GOAL OF THE EXERCISE
Search the entries for the word "posted" and copy each line that has it.
····················
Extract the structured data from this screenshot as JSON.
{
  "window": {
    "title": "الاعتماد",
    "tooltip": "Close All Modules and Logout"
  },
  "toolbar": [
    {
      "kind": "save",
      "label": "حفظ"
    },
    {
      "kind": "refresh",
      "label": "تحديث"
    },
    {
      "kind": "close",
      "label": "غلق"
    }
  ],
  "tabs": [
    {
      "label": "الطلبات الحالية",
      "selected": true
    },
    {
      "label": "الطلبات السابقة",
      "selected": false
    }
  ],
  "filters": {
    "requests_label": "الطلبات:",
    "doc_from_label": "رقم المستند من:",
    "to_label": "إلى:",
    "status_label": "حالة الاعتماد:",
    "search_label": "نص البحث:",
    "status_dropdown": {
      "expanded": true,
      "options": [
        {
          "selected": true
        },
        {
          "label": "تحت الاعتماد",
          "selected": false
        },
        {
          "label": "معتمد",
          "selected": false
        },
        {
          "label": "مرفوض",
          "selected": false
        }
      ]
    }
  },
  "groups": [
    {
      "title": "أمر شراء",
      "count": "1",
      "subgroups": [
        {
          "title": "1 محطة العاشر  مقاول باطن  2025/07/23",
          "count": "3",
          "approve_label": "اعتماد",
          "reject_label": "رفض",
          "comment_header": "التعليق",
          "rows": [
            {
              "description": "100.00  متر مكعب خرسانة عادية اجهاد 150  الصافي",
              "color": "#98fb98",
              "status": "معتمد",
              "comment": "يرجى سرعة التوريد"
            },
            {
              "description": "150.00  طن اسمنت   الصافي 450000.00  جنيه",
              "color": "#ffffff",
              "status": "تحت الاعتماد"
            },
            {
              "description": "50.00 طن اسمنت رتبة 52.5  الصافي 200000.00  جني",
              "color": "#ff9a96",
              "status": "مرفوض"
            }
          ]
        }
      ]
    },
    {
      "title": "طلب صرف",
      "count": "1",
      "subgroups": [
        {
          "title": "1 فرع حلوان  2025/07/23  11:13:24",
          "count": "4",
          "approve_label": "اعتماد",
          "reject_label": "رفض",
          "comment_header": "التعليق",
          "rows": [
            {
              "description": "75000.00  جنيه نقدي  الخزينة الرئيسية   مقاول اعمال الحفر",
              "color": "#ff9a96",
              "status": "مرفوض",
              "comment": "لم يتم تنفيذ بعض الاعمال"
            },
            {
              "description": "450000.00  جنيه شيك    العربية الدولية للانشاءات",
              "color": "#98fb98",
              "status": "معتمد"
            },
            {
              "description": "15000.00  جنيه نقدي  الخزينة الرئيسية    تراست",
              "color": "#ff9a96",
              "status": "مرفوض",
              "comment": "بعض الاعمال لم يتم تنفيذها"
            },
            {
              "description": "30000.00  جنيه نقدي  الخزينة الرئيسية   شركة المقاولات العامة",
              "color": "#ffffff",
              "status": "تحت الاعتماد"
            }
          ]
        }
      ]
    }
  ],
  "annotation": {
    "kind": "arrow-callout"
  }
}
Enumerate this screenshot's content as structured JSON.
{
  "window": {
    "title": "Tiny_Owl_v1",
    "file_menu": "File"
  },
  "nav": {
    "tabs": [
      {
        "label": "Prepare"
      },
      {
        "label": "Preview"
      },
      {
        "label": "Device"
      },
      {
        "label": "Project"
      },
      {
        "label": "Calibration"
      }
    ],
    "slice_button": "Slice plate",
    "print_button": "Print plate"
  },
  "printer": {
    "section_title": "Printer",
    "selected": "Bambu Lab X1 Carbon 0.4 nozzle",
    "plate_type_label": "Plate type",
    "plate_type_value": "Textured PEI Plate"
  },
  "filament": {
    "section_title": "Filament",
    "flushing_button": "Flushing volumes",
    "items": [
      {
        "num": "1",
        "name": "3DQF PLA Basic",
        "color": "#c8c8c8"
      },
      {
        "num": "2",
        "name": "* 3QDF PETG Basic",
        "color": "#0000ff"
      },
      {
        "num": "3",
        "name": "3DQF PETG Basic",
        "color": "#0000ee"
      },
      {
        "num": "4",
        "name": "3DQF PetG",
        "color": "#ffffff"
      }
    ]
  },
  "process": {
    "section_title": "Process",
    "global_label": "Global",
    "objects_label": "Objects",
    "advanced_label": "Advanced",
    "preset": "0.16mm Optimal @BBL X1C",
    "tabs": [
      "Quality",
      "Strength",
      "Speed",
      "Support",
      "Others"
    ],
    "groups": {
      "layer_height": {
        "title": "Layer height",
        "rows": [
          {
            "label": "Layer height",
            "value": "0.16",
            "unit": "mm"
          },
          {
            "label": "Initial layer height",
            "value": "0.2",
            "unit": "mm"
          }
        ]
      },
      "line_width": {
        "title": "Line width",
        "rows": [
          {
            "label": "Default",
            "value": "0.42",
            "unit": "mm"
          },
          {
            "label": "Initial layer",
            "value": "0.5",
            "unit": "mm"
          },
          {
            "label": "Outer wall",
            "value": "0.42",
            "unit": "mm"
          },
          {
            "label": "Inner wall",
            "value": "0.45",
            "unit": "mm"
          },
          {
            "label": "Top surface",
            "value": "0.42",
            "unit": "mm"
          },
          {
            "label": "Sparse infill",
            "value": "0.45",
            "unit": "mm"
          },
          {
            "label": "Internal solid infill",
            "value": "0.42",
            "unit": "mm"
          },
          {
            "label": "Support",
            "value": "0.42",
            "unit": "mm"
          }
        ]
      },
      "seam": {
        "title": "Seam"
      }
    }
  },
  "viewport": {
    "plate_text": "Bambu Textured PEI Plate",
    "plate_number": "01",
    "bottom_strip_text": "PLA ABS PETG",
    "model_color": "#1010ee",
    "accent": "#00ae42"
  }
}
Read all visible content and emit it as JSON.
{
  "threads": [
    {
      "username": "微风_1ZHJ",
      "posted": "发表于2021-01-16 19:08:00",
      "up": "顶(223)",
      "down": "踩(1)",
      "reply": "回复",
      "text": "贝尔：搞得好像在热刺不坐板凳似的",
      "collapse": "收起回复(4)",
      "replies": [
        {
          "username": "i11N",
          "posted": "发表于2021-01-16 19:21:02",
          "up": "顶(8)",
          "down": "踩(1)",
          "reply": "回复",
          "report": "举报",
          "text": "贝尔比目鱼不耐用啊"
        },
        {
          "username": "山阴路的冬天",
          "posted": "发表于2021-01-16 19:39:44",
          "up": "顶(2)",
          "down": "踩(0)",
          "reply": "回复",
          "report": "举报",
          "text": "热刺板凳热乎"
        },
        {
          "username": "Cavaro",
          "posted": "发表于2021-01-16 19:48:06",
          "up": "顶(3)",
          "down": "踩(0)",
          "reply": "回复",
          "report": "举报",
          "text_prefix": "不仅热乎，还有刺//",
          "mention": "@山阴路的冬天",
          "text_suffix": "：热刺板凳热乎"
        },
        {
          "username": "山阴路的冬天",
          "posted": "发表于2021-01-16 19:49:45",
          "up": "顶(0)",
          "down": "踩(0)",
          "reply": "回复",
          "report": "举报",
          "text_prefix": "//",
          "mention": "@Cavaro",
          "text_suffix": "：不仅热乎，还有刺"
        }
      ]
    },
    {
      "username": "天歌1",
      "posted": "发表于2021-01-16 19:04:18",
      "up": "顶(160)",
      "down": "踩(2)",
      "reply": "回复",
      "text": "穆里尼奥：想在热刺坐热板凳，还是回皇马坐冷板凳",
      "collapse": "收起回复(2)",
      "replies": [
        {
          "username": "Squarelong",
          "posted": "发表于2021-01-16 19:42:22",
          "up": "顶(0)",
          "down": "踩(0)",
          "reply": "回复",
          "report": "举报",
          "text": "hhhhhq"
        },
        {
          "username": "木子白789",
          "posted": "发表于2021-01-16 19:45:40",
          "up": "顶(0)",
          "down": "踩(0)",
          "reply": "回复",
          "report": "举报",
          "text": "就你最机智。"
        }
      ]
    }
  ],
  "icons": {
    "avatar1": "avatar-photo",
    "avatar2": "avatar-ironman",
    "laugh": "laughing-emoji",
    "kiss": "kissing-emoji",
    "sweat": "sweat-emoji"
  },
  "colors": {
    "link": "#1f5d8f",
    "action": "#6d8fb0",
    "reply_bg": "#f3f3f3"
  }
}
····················
WORKED SOLUTION
      "posted": "发表于2021-01-16 19:08:00",
          "posted": "发表于2021-01-16 19:21:02",
          "posted": "发表于2021-01-16 19:39:44",
          "posted": "发表于2021-01-16 19:48:06",
          "posted": "发表于2021-01-16 19:49:45",
      "posted": "发表于2021-01-16 19:04:18",
          "posted": "发表于2021-01-16 19:42:22",
          "posted": "发表于2021-01-16 19:45:40",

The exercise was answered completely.